─── ENTRIES PROVIDED

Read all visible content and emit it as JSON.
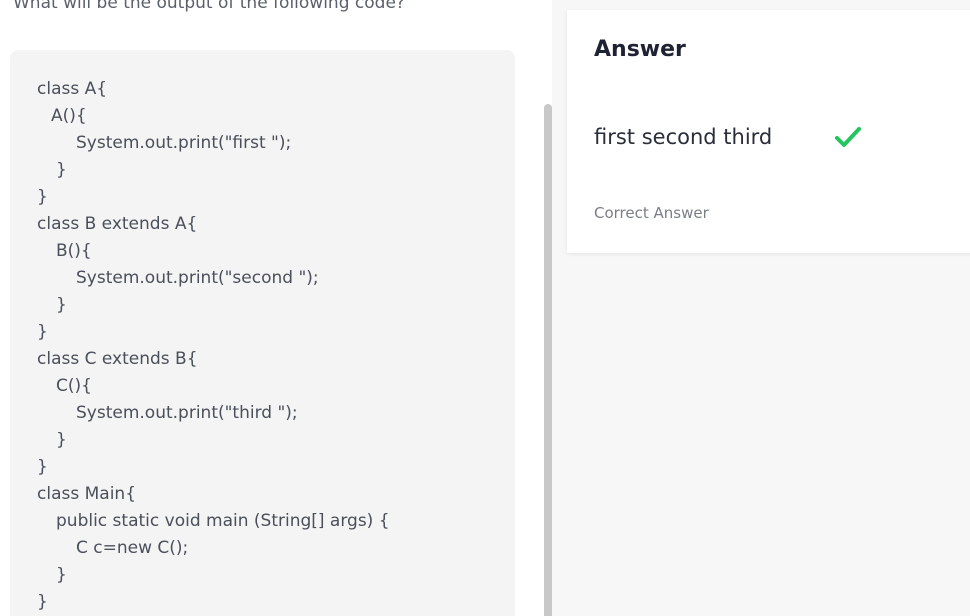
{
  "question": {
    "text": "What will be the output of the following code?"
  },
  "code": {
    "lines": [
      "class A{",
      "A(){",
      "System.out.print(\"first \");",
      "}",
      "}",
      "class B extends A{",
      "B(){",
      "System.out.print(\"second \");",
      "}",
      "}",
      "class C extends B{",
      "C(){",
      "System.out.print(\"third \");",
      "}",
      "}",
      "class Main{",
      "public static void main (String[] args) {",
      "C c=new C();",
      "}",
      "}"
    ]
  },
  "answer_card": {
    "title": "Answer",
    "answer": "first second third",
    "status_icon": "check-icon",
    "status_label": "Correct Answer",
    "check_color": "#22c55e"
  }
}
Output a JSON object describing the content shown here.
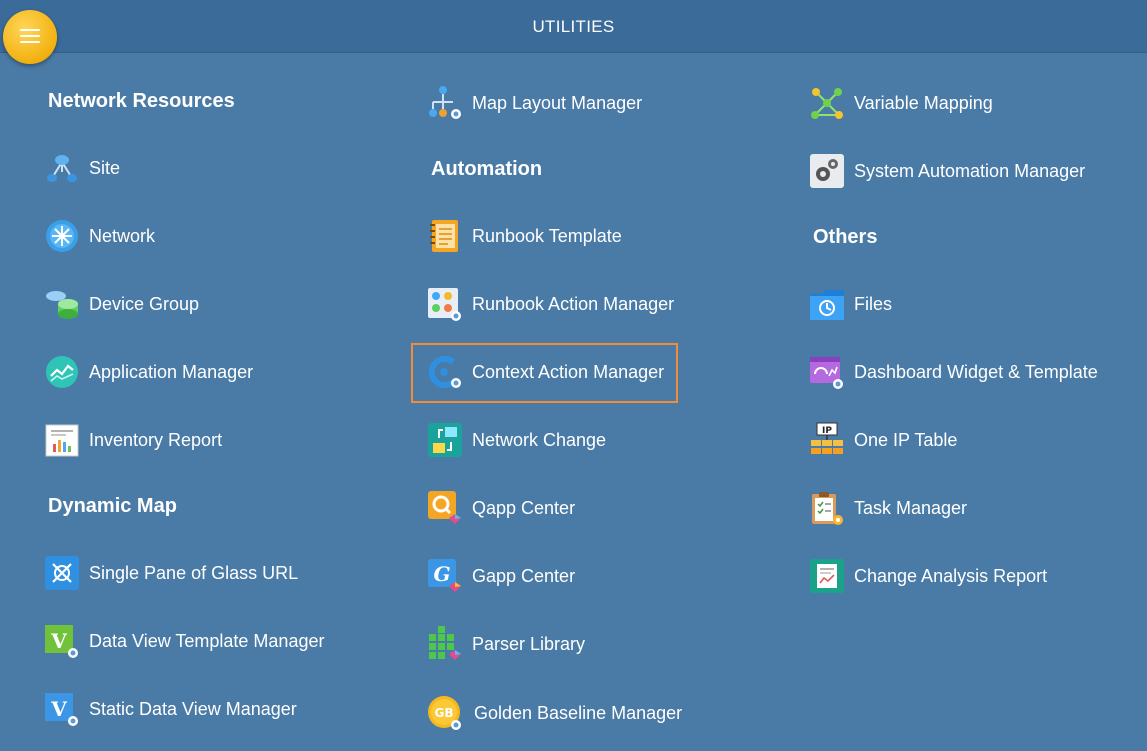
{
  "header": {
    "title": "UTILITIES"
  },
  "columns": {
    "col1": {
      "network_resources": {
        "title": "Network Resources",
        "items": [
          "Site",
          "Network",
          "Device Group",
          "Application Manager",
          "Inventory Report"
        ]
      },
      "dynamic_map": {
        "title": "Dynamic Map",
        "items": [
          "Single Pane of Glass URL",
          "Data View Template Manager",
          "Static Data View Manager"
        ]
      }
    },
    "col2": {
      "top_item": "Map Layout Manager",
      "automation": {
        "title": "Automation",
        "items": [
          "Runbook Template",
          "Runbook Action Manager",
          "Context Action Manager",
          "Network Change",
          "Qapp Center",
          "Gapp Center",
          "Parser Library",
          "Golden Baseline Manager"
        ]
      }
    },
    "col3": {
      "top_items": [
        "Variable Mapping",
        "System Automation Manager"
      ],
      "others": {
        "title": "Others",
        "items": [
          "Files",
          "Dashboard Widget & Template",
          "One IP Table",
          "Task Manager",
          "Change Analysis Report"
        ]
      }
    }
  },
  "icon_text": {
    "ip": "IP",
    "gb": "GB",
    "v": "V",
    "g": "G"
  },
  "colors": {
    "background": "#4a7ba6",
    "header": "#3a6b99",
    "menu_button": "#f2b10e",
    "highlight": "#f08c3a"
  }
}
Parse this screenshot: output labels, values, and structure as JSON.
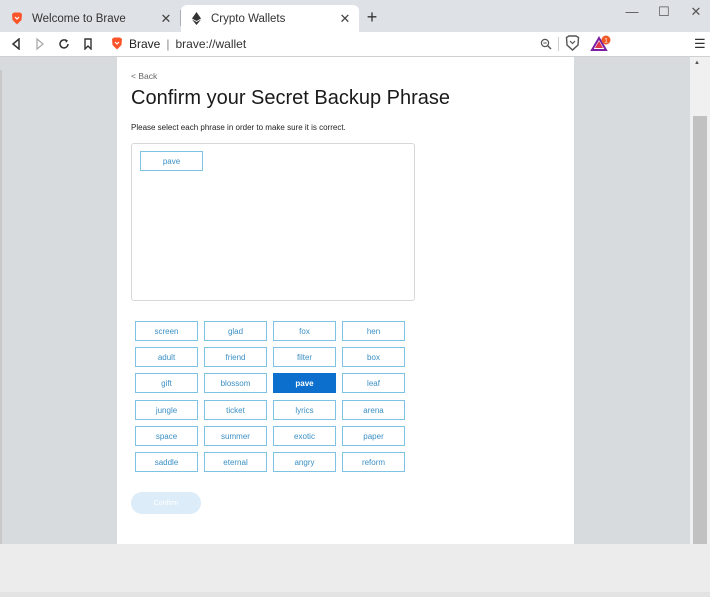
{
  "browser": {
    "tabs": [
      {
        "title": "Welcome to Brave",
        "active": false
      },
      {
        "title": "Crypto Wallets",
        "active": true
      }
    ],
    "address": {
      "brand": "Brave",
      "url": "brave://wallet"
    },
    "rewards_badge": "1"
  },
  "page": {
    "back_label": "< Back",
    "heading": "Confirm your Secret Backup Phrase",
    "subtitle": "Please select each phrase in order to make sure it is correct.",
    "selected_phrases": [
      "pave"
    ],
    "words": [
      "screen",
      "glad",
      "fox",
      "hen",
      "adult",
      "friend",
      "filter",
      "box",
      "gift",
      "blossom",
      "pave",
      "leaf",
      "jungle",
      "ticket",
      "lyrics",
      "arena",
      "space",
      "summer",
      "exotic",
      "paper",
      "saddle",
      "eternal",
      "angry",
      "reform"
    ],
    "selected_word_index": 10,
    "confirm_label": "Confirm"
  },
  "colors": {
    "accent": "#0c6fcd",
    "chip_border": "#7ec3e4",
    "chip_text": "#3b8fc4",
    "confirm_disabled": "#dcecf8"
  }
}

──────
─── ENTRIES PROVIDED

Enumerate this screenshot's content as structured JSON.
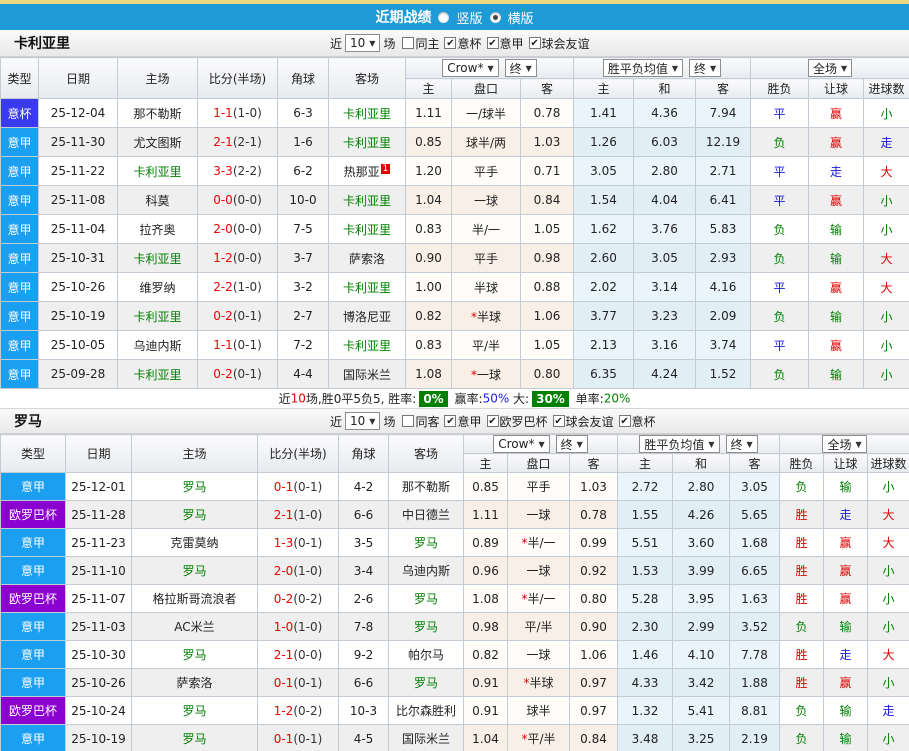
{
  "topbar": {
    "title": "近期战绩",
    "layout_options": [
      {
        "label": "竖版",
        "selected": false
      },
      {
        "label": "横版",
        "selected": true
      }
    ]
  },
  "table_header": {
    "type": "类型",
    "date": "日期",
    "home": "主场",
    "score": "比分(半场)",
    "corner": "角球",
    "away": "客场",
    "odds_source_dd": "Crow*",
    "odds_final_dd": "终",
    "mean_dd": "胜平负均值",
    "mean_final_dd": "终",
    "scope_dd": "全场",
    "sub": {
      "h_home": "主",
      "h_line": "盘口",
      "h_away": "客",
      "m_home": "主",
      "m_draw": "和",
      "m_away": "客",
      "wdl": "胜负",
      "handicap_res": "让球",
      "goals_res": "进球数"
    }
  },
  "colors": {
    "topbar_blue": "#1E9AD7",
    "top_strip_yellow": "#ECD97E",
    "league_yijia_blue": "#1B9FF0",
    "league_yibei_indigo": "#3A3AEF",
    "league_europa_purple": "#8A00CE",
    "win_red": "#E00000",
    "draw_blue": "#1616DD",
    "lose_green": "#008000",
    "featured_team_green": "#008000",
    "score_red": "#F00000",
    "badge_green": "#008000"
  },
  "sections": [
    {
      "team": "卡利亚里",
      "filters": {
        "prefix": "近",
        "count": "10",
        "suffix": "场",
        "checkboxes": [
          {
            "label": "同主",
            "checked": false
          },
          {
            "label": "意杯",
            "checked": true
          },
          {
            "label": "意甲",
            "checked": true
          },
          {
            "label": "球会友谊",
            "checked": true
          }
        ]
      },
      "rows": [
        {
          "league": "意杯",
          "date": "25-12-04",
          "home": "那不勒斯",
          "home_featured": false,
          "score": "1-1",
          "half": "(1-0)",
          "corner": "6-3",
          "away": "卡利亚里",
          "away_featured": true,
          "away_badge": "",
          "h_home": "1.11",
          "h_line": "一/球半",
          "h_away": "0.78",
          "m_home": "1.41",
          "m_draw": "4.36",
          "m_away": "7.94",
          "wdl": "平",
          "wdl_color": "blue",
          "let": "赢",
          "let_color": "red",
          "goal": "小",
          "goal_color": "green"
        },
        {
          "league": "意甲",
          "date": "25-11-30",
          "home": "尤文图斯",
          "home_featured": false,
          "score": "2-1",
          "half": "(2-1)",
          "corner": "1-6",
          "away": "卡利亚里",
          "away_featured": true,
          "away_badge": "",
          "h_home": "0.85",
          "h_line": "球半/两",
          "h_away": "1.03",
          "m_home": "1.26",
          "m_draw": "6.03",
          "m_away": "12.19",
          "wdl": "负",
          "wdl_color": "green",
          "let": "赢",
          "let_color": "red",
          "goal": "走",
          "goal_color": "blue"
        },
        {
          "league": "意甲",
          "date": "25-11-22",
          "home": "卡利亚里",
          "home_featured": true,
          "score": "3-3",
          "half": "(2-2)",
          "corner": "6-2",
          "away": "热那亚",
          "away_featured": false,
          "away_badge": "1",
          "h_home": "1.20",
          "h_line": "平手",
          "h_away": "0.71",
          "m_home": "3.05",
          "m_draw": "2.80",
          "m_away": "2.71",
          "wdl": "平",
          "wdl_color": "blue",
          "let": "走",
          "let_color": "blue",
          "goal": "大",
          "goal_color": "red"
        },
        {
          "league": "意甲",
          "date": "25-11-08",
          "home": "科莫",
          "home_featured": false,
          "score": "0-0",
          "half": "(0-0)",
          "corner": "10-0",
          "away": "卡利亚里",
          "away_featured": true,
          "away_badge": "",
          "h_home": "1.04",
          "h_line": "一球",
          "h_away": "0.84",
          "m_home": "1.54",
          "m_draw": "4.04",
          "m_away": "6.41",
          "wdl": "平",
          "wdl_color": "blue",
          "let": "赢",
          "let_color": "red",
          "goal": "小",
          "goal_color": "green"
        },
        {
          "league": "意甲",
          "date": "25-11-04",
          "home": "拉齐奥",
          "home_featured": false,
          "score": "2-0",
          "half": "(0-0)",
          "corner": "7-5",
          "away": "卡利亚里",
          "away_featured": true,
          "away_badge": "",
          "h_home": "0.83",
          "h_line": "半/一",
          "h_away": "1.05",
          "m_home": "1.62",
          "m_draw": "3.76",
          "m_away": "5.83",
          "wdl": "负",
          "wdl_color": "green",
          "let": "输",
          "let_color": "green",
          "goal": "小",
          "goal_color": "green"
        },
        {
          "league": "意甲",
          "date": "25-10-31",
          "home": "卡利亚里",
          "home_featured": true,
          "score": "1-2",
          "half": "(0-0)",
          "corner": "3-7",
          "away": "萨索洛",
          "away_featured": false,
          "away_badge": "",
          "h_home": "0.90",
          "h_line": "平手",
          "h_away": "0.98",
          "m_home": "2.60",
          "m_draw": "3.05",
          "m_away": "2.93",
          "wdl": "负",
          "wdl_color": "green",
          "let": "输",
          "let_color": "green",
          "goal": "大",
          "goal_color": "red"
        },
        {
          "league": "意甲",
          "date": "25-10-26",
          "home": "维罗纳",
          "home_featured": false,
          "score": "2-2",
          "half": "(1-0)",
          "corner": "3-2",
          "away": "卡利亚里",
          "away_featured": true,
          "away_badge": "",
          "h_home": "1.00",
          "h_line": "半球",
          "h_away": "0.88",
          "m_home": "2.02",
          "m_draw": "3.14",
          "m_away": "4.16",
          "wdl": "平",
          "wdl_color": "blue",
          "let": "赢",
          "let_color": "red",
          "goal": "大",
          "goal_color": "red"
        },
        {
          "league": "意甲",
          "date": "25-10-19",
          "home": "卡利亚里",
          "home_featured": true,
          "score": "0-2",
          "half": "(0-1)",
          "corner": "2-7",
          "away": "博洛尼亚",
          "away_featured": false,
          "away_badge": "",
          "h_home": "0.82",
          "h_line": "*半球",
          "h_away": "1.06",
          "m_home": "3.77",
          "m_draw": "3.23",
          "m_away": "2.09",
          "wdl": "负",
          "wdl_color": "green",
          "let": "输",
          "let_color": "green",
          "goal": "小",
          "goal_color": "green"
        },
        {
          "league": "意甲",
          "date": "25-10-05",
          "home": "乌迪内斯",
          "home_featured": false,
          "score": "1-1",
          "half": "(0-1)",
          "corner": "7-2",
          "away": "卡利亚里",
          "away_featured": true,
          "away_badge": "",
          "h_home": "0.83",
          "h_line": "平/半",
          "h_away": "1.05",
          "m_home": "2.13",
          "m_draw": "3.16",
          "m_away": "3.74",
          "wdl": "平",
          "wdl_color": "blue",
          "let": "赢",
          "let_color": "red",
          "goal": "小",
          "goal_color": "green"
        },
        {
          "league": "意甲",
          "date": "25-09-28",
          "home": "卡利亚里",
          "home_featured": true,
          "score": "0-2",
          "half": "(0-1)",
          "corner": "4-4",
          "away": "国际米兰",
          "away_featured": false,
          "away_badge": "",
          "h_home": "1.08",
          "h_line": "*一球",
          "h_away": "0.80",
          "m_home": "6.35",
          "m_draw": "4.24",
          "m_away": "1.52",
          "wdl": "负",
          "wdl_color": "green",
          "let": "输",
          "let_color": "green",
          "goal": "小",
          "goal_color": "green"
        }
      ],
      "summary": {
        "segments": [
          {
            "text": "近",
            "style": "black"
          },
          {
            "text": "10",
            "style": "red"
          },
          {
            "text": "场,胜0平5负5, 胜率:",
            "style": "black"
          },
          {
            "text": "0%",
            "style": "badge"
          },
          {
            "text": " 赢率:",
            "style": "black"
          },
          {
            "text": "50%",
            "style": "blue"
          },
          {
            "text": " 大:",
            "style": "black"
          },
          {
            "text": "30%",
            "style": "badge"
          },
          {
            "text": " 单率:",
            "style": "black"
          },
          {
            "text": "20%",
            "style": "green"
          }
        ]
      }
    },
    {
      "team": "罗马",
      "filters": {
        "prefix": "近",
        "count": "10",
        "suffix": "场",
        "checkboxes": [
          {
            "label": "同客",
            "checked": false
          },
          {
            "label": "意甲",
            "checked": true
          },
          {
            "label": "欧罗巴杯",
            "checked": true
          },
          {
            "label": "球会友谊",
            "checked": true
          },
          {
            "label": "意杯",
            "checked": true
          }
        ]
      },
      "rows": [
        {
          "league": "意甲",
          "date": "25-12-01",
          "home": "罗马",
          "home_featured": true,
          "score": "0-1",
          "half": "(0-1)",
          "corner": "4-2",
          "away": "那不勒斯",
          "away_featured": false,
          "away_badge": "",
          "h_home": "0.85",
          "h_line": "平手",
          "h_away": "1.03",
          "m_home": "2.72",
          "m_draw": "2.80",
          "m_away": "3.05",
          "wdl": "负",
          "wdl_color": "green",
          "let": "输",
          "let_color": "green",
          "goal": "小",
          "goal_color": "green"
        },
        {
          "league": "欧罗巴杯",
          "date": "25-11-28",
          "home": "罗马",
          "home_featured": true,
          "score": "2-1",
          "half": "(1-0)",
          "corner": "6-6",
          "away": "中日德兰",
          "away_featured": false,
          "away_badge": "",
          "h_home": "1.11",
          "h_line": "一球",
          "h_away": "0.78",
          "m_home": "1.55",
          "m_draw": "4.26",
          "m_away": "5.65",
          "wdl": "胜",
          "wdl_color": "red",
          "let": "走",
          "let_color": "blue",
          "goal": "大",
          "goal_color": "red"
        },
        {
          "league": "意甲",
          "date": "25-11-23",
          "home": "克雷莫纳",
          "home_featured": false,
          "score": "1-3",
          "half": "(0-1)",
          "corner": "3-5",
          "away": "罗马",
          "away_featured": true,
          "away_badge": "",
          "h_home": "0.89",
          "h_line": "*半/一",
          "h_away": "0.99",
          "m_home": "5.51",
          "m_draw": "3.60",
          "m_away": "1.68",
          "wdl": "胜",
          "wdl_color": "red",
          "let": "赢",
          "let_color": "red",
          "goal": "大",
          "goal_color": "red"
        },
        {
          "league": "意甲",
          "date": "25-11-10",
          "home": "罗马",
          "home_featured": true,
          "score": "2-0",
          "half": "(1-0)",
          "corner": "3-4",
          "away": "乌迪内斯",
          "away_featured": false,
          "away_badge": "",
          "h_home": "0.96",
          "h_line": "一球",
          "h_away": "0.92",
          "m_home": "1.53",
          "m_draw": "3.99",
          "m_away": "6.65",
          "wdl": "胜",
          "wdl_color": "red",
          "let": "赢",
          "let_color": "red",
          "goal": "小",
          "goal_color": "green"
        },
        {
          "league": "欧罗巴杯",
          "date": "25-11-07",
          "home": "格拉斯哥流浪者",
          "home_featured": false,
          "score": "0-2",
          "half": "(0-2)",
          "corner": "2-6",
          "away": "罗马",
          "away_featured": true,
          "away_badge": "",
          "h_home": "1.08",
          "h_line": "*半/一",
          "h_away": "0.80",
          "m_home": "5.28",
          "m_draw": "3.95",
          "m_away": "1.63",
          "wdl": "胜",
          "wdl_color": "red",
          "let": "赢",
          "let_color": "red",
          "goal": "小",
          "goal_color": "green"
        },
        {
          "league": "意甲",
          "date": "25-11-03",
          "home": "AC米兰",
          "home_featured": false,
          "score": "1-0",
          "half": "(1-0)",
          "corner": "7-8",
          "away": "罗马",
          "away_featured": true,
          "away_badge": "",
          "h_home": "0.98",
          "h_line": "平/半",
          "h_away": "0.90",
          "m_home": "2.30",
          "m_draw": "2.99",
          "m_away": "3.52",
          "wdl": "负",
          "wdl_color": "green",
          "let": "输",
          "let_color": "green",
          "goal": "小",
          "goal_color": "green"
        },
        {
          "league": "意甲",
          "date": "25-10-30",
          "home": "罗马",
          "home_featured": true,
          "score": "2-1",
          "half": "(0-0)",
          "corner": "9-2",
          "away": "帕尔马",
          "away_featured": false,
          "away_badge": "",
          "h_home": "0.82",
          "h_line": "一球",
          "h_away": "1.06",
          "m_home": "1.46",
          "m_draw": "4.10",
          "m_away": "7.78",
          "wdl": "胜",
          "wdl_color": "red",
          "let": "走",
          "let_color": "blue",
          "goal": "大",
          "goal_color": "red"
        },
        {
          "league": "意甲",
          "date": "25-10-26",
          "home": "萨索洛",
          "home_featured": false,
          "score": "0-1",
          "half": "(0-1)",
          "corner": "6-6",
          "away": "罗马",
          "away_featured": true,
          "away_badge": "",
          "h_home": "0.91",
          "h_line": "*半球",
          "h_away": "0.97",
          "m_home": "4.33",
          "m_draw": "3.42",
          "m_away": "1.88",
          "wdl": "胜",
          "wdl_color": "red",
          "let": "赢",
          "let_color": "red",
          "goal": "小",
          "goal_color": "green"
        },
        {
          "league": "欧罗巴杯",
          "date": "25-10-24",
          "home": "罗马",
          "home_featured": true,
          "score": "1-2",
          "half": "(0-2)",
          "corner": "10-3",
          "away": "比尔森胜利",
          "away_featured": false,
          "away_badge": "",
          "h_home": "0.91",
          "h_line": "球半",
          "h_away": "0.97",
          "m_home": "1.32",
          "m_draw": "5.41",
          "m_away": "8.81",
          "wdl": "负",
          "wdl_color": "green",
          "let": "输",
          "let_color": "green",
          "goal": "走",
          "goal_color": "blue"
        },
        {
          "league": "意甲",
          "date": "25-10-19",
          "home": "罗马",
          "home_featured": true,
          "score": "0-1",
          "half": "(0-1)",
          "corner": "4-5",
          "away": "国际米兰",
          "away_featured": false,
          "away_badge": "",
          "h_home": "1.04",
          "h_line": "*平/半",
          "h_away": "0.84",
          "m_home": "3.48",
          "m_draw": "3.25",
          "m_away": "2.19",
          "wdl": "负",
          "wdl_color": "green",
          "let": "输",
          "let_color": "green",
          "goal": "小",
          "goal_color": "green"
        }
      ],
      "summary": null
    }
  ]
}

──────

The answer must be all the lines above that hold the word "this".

Parse this screenshot: output labels, values, and structure as JSON.
Enumerate this screenshot's content as structured JSON.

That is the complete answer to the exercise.